Background Increased lymph node evaluation has been associated with improved survival rates in patients with pancreatic cancer. We sought to evaluate the trends and factors associated with lymph node examination over time and the effects on survival. Methods Using the Surveillance, Epidemiology and End Results database, we conducted an analysis of adults with adenocarcinoma of the pancreas who underwent surgical resection. Using the Cochrane Armitage test for trend and logistic regression we identified factors associated with lymph node evaluation. Kaplan-Meier and Cox proportional hazards modeling were used to examine survival. Results We identified 4831 patients who underwent surgical resection from 1990 to 2010. The proportion of patients with 15 or more lymph nodes evaluated increased from 16% to 42% (p < 0.05) and the median number of lymph nodes examined increased from 7 to 15 nodes (p < 0.05) during the study period.
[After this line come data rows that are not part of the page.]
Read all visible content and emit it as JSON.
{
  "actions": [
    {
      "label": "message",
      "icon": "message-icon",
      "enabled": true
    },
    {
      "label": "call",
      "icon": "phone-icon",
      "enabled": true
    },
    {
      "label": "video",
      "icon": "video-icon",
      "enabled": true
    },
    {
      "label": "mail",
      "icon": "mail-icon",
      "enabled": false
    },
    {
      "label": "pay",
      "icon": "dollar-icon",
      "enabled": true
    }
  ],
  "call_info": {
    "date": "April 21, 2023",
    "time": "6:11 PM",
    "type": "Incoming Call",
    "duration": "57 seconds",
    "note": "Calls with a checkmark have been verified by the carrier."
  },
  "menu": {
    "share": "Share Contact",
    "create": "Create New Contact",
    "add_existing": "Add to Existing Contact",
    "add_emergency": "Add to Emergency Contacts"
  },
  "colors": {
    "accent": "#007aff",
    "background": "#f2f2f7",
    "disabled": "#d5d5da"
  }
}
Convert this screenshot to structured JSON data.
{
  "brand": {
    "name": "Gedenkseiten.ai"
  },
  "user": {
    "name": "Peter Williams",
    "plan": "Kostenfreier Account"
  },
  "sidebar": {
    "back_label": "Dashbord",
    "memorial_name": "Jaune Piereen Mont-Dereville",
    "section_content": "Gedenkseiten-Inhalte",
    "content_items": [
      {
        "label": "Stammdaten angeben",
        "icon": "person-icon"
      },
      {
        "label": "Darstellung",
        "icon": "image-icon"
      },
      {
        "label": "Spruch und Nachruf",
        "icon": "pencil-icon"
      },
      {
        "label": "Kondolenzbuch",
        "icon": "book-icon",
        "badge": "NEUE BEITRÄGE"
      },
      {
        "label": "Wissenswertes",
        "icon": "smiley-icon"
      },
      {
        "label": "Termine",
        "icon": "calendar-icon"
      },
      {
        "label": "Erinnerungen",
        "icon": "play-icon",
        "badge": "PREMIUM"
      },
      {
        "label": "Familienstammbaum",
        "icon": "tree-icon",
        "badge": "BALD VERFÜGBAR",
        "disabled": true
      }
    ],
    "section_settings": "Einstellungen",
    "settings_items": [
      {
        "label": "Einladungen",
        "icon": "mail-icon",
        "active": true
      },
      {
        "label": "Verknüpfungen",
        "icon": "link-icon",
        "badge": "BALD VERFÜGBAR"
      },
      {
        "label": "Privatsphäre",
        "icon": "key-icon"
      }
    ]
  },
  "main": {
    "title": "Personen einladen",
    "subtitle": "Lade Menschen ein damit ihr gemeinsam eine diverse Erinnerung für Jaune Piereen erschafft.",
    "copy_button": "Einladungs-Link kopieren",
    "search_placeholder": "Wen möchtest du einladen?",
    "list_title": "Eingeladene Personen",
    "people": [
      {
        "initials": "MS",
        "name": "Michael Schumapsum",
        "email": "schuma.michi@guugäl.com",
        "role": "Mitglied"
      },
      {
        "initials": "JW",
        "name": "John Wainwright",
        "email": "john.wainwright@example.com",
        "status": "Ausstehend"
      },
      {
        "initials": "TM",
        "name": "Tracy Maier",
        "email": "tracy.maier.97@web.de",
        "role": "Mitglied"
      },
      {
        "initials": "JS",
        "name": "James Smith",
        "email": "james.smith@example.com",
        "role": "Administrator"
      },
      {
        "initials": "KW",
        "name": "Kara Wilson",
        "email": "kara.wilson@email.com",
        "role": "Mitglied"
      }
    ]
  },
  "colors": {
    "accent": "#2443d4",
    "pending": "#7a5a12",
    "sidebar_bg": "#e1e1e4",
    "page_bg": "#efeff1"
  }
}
Overall, 56% of patients had lymph node metastases; this proportion significantly increased during the study period. Factors that were independently associated with less than 15 lymph nodes evaluated included male gender, receipt of pre-operative radiation therapy, early year of diagnosis, older age, and missing information on tumor grade and size (p < 0.05). Survival rates significantly improved when 15 or more lymph nodes were examined. Conclusion We observed a significant increase in the number of lymph nodes evaluated with pancreas cancer resection over time. Lymph node evaluation was significantly associated with patient, tumor, and treatment characteristics. Our results suggest that adequate lymph node evaluation is associated with improved survival.
- Lymph node evaluation
- Pancreatic adenocarcinoma